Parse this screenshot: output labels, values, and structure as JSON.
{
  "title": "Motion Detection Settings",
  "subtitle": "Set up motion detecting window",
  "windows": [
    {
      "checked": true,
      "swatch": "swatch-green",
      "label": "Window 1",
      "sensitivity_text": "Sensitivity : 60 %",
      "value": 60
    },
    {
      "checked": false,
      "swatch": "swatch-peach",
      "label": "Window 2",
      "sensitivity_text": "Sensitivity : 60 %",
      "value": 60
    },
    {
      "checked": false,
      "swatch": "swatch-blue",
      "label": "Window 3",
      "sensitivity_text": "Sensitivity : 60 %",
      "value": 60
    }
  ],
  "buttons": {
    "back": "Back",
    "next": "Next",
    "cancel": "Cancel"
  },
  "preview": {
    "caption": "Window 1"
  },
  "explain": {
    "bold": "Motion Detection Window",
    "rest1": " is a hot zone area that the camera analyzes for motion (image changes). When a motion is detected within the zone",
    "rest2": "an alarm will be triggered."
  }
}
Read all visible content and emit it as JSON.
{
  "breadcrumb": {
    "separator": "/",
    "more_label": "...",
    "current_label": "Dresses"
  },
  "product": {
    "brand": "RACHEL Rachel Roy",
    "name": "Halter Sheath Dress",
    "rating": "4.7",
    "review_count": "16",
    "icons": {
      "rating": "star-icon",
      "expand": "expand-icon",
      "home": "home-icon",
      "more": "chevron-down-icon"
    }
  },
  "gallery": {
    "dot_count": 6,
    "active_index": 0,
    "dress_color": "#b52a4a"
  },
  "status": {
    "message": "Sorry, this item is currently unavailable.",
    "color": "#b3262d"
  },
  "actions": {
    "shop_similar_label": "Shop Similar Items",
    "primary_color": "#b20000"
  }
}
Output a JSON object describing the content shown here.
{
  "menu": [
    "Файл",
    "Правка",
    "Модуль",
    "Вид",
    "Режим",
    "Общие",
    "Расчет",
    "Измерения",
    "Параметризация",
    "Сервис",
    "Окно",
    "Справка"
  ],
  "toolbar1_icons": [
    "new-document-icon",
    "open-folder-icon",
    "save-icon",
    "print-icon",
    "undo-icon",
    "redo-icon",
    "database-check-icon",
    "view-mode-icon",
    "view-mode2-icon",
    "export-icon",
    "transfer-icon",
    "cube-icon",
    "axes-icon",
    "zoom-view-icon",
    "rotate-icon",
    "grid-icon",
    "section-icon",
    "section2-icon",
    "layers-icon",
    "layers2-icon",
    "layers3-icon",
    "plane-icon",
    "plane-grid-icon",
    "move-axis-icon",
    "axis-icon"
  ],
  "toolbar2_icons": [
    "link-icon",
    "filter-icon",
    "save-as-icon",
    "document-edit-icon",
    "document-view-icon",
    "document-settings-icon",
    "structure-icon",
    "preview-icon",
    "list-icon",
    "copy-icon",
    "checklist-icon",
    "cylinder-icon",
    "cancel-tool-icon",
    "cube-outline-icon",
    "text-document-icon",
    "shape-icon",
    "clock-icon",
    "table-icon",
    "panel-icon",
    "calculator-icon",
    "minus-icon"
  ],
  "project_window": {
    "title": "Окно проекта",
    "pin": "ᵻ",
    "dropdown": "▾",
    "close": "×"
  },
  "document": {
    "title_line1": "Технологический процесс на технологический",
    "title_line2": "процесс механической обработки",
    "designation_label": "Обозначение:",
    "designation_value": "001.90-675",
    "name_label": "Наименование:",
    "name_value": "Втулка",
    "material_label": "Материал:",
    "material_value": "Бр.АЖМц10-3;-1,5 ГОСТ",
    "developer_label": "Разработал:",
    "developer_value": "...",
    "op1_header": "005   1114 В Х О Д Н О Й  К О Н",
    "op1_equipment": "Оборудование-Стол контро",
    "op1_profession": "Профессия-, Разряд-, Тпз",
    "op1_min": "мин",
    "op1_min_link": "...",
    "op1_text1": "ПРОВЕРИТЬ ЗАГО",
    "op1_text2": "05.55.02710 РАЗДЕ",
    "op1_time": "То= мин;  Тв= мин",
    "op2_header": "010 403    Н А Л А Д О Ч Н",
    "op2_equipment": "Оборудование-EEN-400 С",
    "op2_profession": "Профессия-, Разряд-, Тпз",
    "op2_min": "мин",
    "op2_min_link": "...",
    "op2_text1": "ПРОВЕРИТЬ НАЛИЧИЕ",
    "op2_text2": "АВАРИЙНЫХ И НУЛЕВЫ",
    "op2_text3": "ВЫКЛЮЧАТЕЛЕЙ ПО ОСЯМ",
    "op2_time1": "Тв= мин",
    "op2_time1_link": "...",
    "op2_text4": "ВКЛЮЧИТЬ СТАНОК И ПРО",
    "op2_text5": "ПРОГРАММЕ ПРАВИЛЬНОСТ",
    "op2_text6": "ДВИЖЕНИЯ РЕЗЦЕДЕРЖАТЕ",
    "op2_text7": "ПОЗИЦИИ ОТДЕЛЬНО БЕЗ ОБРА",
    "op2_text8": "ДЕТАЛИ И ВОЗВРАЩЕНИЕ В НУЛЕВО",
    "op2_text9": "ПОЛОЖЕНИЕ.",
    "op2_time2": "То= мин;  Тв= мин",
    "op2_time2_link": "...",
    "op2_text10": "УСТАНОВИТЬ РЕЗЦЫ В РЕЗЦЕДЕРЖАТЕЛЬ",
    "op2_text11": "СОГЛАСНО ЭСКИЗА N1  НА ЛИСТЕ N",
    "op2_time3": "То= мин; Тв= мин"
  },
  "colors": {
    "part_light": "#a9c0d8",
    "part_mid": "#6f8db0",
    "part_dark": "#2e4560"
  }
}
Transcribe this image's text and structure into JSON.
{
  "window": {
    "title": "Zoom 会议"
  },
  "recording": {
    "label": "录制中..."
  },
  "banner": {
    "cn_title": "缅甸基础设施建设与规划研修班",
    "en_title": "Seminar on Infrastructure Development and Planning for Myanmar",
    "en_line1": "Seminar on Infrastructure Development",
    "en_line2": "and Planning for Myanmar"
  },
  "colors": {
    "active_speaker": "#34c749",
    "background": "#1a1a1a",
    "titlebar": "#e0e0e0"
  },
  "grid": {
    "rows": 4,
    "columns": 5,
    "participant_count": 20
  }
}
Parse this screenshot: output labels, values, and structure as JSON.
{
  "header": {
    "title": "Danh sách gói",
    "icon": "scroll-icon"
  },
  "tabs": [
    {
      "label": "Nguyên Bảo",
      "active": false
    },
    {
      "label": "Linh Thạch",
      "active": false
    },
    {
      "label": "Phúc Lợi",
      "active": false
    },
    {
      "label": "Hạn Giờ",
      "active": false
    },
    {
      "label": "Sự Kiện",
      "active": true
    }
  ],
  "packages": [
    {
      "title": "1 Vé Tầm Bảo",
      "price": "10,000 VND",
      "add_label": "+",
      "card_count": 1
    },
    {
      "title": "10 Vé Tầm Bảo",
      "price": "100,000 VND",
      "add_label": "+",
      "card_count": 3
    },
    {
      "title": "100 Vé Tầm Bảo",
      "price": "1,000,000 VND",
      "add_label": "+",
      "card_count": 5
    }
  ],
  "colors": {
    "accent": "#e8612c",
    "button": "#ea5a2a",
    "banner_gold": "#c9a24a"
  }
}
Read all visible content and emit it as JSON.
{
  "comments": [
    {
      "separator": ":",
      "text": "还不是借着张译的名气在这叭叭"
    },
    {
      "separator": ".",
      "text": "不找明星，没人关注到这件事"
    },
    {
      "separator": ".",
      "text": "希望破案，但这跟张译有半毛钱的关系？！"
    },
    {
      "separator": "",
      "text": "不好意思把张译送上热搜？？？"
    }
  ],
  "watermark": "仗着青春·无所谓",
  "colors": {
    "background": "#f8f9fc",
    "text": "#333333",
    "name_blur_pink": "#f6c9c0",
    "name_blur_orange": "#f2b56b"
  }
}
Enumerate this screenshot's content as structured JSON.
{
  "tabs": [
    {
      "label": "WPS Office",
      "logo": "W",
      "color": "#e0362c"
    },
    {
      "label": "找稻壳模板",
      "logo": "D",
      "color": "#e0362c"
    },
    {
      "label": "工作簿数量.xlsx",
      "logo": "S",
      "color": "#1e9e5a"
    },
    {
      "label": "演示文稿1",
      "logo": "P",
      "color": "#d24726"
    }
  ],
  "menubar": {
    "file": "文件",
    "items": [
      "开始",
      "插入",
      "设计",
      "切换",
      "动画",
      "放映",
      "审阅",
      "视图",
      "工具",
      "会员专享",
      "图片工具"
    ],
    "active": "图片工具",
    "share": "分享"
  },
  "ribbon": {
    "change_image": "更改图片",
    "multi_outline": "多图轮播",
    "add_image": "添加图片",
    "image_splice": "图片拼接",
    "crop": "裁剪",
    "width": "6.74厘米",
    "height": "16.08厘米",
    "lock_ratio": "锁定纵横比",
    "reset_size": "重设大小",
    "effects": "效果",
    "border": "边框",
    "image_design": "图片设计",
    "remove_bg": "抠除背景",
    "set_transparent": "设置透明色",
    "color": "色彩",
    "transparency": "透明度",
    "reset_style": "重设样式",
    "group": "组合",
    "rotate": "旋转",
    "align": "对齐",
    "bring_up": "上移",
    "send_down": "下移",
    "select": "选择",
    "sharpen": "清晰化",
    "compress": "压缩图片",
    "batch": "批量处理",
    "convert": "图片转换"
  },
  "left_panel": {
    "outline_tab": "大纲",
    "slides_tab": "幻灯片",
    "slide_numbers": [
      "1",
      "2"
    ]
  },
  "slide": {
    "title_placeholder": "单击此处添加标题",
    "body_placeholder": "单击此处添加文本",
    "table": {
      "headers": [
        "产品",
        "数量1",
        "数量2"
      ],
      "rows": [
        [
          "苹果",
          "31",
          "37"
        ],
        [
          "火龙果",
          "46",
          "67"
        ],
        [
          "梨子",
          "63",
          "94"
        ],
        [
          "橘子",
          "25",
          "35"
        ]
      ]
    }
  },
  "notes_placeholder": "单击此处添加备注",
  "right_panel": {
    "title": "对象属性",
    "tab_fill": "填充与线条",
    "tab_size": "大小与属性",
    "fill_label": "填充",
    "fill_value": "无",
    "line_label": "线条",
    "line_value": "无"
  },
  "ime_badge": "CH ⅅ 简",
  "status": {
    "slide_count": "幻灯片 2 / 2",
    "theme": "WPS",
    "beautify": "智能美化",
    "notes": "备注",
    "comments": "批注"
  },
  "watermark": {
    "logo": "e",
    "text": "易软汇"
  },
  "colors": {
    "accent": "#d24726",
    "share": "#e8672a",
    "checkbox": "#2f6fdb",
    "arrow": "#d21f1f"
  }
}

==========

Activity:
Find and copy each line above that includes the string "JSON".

Task answer:
Parse this screenshot: output labels, values, and structure as JSON.
Read all visible content and emit it as JSON.
Output a JSON object describing the content shown here.
Transcribe this image's text and structure into JSON.
Parse this screenshot: output labels, values, and structure as JSON.
Read all visible content and emit it as JSON.
Enumerate this screenshot's content as structured JSON.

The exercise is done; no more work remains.